Mr. Obama’s foreign policy team may claim credit for fending off an immediate threat of military confrontation with Iran by negotiating with the Islamic republic over its disputed nuclear program. But many think his administration has otherwise pinned the U.S. to the sidelines in the Middle East, where Arab Spring pro-democracy movements have increasingly met with harsh official reactions.

More than 100,000 people perished in the violent civil war that erupted in Syria after the nation’s military began crushing what began as pro-democracy, anti-dictatorship rallies nearly three years ago.

Less free world

Away from the violence, there are indications that political freedoms are under the greatest threat in decades — from Asia to Africa to Latin America and Europe.

On the global economic front, there have been glimmers of progress since Mr. Obama became president during a time of crisis.

With regard to one of Mr. Obama’s signature domestic issues — the fight against income inequality — the gap between rich and poor has been narrowing in parts of Europe and, specifically, across Latin America.

In July, the U.N. Development Program said income inequality has declined measurably in 16 out of 17 nations in Latin America over the past decade.
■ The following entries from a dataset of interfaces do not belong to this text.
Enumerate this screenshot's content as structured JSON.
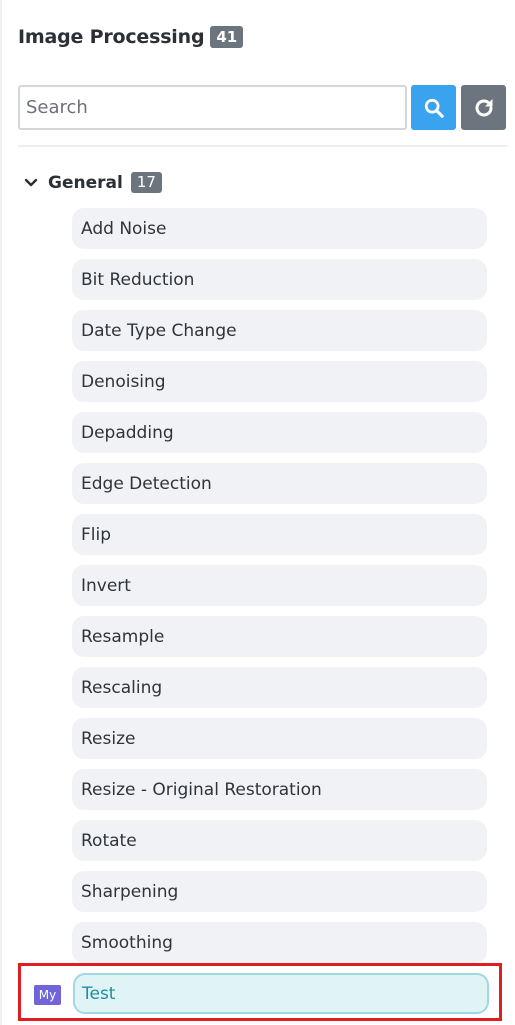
{
  "panel": {
    "title": "Image Processing",
    "count": "41"
  },
  "search": {
    "placeholder": "Search",
    "value": ""
  },
  "icons": {
    "search_button": "search-icon",
    "refresh_button": "refresh-icon",
    "group_toggle": "chevron-down-icon"
  },
  "colors": {
    "search_button": "#3aa3f0",
    "refresh_button": "#6c757d",
    "highlight_border": "#e01e22",
    "my_badge": "#6f64d8",
    "selected_item_bg": "#e0f3f5"
  },
  "group": {
    "label": "General",
    "count": "17",
    "items": [
      {
        "label": "Add Noise"
      },
      {
        "label": "Bit Reduction"
      },
      {
        "label": "Date Type Change"
      },
      {
        "label": "Denoising"
      },
      {
        "label": "Depadding"
      },
      {
        "label": "Edge Detection"
      },
      {
        "label": "Flip"
      },
      {
        "label": "Invert"
      },
      {
        "label": "Resample"
      },
      {
        "label": "Rescaling"
      },
      {
        "label": "Resize"
      },
      {
        "label": "Resize - Original Restoration"
      },
      {
        "label": "Rotate"
      },
      {
        "label": "Sharpening"
      },
      {
        "label": "Smoothing"
      }
    ]
  },
  "custom": {
    "badge": "My",
    "item_label": "Test"
  }
}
U.N. analysts said the shift was “in large part due to the fact that Latin America is a worldwide leader in social programs that give financial aid to people living in poverty on the condition that their children stay in school and have regular medical checkups, including routine immunization.”

While a host of studies show that income inequality has risen steadily during the same period in the U.S., the decline in Latin America also may be attributed at least in part to context. The United Nations has noted that Latin America and the Caribbean represent “the most unequal region in the world.”

The thrust of Mr. Obama’s push for economic development worldwide, meanwhile, has centered largely on efforts to push through the Trans-Pacific Partnership — a free trade pact with roughly a dozen Pacific Rim nations.

Mr. Obama likely will call during his speech for support of the trade deal, but his overall record on free trade has on par with, but not above, that of the world’s other powerful economies. Since Mr. Obama’s 2009 inauguration, there have been a total of 69 bilateral and multilateral international trade agreements. The U.S. has had direct involvement in just five of the agreements, including two — with Oman and Peru — largely put into motion by the Bush administration.

The U.S. was slightly more aggressive on the global free trade front under Mr. Bush, having enacted just six agreements during his eight-year tenure.

The administration did conclude free trade deals with Panama, Colombia and South Korea during 2012, putting his administration roughly on par with Turkey, which has enacted six; China, which has enacted five; and Japan, which has enacted four free trade pacts during the past five years.

LOAD COMMENTS ()

 

Click to Read More

Click to Hide